EXAMPLE VIII The inhibitor composition prepared as described in Example V is incorporated in fuel oil being transported via pipe line and serves to retard corrosion of the piping and pumping equipment.
EXAMPLE IX The corrosion inhibitor composition prepared as described in Example V1 is incorporated into a kerosene stream being pumped into a storage tank and serves to inhibit corrosion of the piping and tank equipment.
EXAMPLE X The corrosion inhibitor composition prepared as described in Example IV is introduced into the overhead line of a crude column and serves to inhibit corrosion of the piping and subsequent heat exchangers, coolers and receivers.
EXAMPLE XI The corrosion inhibitor composition prepared as described in Example IV is incorporated into gasoline and serves to inhibit corrosion of the metal parts contacted by the gasoline.
We claim as our invention:
1. A corrosion inhibiting composition, elfective under aerobic and anaerobic conditions for inhibiting corrosion of metallic surfaces which contact a substrate containing corrosive materials, of (1) from about 50% to about 98% by weight of a 10-50 carbon atom dicarboxylic acid and (2) from about 2% to about 50% by Weight of a polymeric reaction product obtained by reacting from 1 to 1.5 mole proportions of epihalohydrin selected from the group consisting of epichloro-hydrin, 1,2-epi-4-chlorobutane, 2,3-epi-4-chlorobutane, 1,2-epi-5-chloropentane and 2,3-epi-5-chloropentane and corresponding bromo and iodo compounds and from 1 to 2 mole proportions of aliphatic monoor diamine consisting of carbon, hydrogen and amino nitrogen and containing -30 carbon atoms, said polymeric compound containing 2 to 20 recurring units.
2. The composition of claim 1 in which the acid is in a concentration of from about 90% to about 98% by weight and the polymeric reaction product is in a concentration of about 2% to about 10% by weight.
3. The composition of claim 1 in which said dicarboxylic acid is a mixed acid containing from about 20 to about 40 carbon atoms per molecule.
4. The composition of claim 1 in which said aliphatic amine is a mixture of fatty amines predominating in aliphatic groups of from 12 to 20 carbon atoms per molecule.
5. The composition of claim 1 in which said aliphatic amine is hydrogenated tallow amine.
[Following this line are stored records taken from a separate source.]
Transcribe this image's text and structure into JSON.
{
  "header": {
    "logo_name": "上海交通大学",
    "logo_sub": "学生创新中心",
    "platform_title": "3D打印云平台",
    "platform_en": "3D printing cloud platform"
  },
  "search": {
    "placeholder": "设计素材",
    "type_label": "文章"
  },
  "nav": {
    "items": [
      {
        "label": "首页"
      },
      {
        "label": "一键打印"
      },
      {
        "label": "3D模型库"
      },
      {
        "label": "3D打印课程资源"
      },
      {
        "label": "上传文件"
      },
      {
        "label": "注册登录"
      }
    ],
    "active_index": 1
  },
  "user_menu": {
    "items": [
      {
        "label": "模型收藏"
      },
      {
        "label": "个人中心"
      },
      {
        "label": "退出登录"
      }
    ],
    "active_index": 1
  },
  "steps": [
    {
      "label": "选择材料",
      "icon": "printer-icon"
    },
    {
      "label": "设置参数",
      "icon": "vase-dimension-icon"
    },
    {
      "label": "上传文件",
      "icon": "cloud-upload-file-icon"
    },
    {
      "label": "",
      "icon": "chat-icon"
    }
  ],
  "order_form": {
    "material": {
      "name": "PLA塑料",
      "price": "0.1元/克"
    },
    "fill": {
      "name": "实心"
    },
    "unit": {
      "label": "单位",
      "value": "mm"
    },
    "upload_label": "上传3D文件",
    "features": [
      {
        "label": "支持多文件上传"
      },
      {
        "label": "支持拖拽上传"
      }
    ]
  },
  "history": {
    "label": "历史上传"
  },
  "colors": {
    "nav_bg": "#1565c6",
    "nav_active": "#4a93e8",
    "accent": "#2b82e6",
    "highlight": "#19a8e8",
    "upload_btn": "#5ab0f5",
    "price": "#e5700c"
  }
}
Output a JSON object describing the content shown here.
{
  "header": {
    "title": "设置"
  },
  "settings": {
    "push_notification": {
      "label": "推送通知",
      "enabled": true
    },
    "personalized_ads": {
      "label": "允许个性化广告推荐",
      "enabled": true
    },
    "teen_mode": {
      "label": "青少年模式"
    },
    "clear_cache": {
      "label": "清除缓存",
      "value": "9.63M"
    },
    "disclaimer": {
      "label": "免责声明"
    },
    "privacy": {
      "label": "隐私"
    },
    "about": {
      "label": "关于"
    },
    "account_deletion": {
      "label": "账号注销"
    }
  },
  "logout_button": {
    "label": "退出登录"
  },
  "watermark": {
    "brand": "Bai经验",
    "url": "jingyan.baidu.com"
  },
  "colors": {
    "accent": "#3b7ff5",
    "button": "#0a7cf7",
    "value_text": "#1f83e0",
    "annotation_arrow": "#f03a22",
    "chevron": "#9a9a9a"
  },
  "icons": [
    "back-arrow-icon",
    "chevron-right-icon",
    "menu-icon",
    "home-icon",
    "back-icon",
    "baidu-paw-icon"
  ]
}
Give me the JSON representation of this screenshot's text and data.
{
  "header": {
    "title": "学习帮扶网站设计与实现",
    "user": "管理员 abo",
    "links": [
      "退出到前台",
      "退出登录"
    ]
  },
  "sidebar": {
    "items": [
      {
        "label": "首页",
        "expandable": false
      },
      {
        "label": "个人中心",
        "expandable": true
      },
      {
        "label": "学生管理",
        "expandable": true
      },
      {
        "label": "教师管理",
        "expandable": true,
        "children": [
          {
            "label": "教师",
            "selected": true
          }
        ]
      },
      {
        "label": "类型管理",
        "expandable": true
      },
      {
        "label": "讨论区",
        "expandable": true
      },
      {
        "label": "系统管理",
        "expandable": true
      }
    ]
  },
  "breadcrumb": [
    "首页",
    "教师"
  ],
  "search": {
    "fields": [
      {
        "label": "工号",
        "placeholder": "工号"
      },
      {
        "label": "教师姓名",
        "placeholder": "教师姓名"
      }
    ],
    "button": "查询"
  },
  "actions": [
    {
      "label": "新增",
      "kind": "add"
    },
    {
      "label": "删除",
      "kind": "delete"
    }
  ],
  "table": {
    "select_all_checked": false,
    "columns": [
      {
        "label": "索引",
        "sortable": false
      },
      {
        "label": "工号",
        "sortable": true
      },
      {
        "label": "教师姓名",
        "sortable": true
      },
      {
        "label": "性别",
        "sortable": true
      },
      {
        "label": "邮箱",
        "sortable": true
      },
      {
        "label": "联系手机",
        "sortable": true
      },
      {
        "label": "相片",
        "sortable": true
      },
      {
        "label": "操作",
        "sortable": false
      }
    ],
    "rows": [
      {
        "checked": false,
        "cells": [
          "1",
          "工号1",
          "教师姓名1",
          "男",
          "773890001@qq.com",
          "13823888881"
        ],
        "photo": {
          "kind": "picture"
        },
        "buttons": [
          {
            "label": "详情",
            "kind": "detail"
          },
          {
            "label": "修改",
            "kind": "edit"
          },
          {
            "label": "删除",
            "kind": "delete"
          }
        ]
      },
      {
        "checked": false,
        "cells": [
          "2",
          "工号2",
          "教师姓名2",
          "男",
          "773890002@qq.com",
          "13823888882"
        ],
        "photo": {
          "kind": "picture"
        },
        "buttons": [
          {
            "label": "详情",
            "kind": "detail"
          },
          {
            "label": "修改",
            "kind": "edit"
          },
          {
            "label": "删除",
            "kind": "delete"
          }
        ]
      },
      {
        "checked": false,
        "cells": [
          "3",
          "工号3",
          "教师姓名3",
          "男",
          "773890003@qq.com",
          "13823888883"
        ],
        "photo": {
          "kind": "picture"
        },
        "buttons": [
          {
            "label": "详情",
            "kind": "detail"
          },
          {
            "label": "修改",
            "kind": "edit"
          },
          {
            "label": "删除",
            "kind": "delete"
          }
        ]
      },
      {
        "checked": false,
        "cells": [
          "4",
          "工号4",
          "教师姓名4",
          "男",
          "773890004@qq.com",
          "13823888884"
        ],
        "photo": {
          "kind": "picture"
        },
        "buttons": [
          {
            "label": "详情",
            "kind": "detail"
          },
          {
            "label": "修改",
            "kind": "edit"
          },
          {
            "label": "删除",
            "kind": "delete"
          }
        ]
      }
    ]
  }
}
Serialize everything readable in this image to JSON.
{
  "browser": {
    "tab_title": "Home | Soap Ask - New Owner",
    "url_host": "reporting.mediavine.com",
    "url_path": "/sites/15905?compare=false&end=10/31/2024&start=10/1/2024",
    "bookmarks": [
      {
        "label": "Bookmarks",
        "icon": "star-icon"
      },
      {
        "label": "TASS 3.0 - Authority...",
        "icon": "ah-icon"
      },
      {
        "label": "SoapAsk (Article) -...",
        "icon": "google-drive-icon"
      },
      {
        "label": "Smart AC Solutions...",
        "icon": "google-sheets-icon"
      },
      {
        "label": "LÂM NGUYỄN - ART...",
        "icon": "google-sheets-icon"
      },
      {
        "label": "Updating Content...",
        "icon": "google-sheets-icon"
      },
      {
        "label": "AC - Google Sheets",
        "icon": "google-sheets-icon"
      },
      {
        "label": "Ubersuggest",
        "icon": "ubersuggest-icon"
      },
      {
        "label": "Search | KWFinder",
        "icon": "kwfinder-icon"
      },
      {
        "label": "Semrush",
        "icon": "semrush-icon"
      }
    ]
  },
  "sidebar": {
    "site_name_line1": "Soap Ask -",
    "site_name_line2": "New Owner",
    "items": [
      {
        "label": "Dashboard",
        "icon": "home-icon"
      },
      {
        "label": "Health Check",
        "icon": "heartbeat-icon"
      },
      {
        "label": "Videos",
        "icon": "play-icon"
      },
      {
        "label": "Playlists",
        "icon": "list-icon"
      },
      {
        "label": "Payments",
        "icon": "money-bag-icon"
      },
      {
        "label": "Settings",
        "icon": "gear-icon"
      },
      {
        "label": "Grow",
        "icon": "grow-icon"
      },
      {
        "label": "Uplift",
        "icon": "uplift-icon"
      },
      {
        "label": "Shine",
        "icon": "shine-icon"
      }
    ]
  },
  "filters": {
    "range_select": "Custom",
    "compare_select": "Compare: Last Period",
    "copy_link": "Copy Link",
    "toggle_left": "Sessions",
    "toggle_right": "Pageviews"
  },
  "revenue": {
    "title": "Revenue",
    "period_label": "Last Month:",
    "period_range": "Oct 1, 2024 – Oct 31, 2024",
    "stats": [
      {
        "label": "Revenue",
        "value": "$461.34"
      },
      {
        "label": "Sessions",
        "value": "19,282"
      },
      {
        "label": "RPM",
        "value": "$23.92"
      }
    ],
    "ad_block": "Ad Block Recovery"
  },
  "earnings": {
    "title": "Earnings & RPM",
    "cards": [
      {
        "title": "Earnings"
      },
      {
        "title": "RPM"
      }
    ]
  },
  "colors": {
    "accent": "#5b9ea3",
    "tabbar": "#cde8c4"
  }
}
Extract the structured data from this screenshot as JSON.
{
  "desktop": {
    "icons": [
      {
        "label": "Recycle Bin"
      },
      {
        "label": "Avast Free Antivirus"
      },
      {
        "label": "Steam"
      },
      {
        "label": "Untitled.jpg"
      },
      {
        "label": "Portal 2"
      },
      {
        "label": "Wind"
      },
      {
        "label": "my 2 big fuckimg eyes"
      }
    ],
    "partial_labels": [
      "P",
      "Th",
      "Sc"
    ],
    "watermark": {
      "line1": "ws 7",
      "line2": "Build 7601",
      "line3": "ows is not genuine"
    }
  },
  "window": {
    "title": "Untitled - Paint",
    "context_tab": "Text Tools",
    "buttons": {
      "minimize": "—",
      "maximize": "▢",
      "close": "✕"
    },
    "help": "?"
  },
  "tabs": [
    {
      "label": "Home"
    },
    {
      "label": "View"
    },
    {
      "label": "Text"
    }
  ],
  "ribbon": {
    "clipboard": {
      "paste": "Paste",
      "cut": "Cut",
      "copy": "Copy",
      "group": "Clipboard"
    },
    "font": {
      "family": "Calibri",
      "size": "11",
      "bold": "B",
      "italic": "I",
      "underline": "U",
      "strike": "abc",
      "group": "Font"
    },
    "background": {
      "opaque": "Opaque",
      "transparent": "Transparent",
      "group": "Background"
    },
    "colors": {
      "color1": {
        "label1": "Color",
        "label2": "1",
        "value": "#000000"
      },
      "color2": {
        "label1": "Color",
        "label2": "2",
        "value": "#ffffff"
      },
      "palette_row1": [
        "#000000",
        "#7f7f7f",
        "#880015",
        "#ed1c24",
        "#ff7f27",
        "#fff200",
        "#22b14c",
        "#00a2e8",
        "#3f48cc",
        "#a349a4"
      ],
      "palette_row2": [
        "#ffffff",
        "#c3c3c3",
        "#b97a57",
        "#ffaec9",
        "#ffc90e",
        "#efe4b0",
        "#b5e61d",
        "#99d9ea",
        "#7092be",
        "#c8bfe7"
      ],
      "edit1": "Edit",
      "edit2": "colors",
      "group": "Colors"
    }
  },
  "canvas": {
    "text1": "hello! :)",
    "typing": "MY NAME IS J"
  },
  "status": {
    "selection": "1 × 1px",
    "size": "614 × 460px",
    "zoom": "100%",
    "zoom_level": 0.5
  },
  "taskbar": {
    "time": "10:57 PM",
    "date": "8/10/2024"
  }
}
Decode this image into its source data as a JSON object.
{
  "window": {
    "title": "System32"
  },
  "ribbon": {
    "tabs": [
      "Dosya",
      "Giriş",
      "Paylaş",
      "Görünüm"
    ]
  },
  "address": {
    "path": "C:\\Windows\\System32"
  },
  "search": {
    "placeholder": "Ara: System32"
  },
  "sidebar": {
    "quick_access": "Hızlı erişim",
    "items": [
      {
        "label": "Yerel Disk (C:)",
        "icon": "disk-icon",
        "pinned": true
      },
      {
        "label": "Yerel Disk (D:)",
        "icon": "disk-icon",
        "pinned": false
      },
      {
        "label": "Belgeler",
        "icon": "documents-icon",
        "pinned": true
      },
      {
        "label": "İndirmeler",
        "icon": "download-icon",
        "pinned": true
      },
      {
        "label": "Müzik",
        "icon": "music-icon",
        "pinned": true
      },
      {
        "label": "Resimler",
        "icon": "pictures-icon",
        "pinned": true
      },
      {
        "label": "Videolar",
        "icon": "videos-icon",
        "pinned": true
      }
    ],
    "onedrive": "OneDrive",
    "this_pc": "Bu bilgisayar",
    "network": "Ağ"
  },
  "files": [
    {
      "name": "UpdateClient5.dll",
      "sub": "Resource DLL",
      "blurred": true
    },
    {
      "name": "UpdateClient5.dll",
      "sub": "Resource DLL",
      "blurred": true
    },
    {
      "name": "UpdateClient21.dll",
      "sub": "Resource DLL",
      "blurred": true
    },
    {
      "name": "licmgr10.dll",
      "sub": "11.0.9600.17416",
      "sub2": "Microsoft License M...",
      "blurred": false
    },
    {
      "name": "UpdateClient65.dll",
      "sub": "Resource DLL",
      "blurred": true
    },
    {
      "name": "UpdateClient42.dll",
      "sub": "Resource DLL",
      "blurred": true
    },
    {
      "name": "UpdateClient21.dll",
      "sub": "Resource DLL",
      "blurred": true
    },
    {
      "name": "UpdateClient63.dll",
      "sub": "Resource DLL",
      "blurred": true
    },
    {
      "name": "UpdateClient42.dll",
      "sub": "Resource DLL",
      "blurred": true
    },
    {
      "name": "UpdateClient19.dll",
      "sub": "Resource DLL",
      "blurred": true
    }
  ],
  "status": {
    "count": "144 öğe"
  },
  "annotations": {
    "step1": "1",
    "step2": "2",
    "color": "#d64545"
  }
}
6. The composition of claim 1 in which said aliphatic amine is N-tallow-l,3-diaminopropane.
7. The composition of claim 1 in which said epihalohydrin compound is epichlorohydrin.
8. A method of inhibiting corrosion of metallic surfaces which contact a substrate containing corrosive materials, which comprises incorporating in said substrate a corrosion inhibiting concentration of the composition of claim 1.
9. The substrate of claim 8 being hydrocarbon distillate.
10. The substrate of claim 8 being an overhead stream in a hydrocarbon refining process.
References Cited UNITED STATES PATENTS 3,493,504 2/1970 Buckley 282396 3,017,354 1/1962 Riggs 282396 2,929,696 3/1960 Barusch 282396 X 3,063,790 11/1962 Pollitzer 2l-2 7 3,189,652 6/ 1965 Pollitzer 4472 MAYER WEINBLATT, Primary Examiner US. Cl. X.R.
2l-2.5, 2.7; 4472; 252-855 E, 51.5 A, 148, 396